The skirts are mechanically secured so tightly to the steel slugs that they remain attached during flight and even after violent contact with a variety of media. Gallon plastic jugs of water, corrugated fiberboard, plywood, gravel and dirt have variously smoothed, spread, bent and mangled the skirts, but thus far have failed to dislodge them.
I tested the accuracy of the Broadhead and Steelhead loads primarily in a Mossberg 930 semi-automatic with a press-fitted, 24-inch, rifled barrel and a Leupold VX-3i 2.5X-8X-36mm scope fixed to the barrel via a cantilever mount. Semi-auto (and pump) shotguns with interchangeable barrels, not to mention cantilever scope mounts, aren’t famous for rigidity and maximum accuracy potential. Still, this setup yielded 50-yard, three-shot groups running 1.25-2.5 inches and 100-yard groups spreading 2.9-4.3 inches, depending on the load. These groups are even more remarkable considering all holes in the targets were slightly oblong, indicating these long slugs were flying at the ragged edge of stability for the 1:36-inch rifling twist of the Mossberg. Friends with faster-twist barrels and stiffer slug guns like the Savage 212 bolt-action shotgun report one-hole groups at 50 yards.
Because many slug-gun hunters press their smoothbore bird guns into service for deer, I fired a 25-yard, three-shot test group through a Winchester SX4 having a 28-inch bird barrel with an improved-cylinder choke. I sat and shot off a Bog-Pod tripod rest, and I used just the front bead for aiming, but I still poked a 2.55-inch group.
As I suspected, the Steelhead penetrated like a migraine. I lined up five 1-gallon milk jugs filled with water, and the slug zipped right through them. The next slug made it through seven, so I went to eight jugs in a line and punched through all of those, too. Except for a torn plastic nose skirt, the 11/8-ounce slug I recovered on the ground 40 yards beyond the last jug looked pristine. It still weighed 11/8 ounces. This is not only impressive penetration, but also stellar straight-line performance. African dangerous-game hunters have long chosen flat-nosed bullets for straight-line penetration, and you don’t get much bigger or flatter than the steel meplat of these Steelheads.
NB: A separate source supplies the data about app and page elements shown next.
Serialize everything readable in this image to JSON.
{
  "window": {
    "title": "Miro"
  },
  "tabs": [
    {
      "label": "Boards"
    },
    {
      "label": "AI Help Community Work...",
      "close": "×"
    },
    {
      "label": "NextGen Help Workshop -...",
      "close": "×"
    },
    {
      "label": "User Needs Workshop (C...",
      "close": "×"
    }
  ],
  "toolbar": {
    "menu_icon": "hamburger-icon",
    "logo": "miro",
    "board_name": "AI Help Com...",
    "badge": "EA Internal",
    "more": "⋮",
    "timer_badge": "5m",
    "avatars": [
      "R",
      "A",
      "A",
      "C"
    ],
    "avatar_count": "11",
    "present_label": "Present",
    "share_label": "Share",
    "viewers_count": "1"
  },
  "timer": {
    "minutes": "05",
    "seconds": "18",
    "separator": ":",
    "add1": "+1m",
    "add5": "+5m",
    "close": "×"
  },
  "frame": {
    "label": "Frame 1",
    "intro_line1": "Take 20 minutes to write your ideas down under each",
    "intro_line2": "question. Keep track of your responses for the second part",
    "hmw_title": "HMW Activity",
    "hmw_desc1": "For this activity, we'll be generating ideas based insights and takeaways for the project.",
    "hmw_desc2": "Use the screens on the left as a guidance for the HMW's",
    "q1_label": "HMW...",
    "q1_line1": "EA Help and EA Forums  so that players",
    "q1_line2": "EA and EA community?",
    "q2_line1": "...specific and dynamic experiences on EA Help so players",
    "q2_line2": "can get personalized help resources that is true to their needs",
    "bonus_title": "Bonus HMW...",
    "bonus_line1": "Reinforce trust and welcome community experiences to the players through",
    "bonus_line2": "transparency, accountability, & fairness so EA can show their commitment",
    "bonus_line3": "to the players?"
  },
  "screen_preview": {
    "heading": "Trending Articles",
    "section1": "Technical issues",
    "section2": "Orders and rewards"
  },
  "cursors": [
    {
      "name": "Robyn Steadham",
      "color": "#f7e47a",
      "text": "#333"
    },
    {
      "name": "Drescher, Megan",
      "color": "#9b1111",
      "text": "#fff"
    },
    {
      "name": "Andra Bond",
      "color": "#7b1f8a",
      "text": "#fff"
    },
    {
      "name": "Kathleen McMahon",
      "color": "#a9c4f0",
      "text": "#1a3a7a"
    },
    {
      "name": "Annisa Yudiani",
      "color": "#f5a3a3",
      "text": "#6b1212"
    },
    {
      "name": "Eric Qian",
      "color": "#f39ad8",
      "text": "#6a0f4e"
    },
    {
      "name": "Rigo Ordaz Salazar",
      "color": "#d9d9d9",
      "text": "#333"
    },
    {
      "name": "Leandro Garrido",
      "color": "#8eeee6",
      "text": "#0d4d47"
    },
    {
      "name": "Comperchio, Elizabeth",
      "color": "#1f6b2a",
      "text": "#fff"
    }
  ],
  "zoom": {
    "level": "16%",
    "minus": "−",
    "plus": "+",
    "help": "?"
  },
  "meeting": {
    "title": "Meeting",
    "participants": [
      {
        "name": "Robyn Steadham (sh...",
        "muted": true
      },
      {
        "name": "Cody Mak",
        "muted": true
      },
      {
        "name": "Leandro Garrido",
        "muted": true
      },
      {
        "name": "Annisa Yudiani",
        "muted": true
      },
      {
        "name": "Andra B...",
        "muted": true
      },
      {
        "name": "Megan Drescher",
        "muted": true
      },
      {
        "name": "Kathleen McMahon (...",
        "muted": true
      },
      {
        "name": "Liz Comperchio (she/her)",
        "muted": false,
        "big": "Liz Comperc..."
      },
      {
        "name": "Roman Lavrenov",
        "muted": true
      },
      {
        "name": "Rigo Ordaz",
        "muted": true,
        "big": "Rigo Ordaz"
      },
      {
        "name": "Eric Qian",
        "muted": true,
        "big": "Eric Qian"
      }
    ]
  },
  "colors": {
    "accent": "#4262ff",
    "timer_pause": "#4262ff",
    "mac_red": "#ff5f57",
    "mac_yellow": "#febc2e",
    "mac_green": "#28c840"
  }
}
The fragmenting Broadhead really impressed me. After punching through a gallon jug of water, six petals broke lose to spread evenly across a fiberboard backer placed about a foot behind the jug. The diameter of the spread was about 12 inches. I recovered one of the 1-ounce Broadheads in the dirt berm 5 yards back. Its red skirt, ragged, was still attached to the steel shank. Slug diameter at the rim where the petals had sheared was .629-inch. Retained weight was .7 ounce. That’s 70 percent weight retention. Hunters wanting deep penetration and dramatic fragmentation will love Broadheads.
I can’t imagine any big game besting these slugs. They are just too heavy, too powerful, too devastating to be anything but lethal. Throw in the ripping, cutting action of those six shed petals from the Broadhead and … oh my.
These slugs should be legal wherever slug hunting is mandated, but check local regs first. Because they contain no lead, Ddupleks slugs should also be legal in lead-free ammo zones.
I’m guessing citizens of Latvia are not allowed to either own rifles or hunt big game with them. Or they really like the challenge of shooting single projectiles from shotguns. Regardless, someone over there has engineered a line of impressive slugs. I have a hunch a lot of American hunters—but not many deer, elk, moose, bears or hogs—will like what Ddupleks has to offer.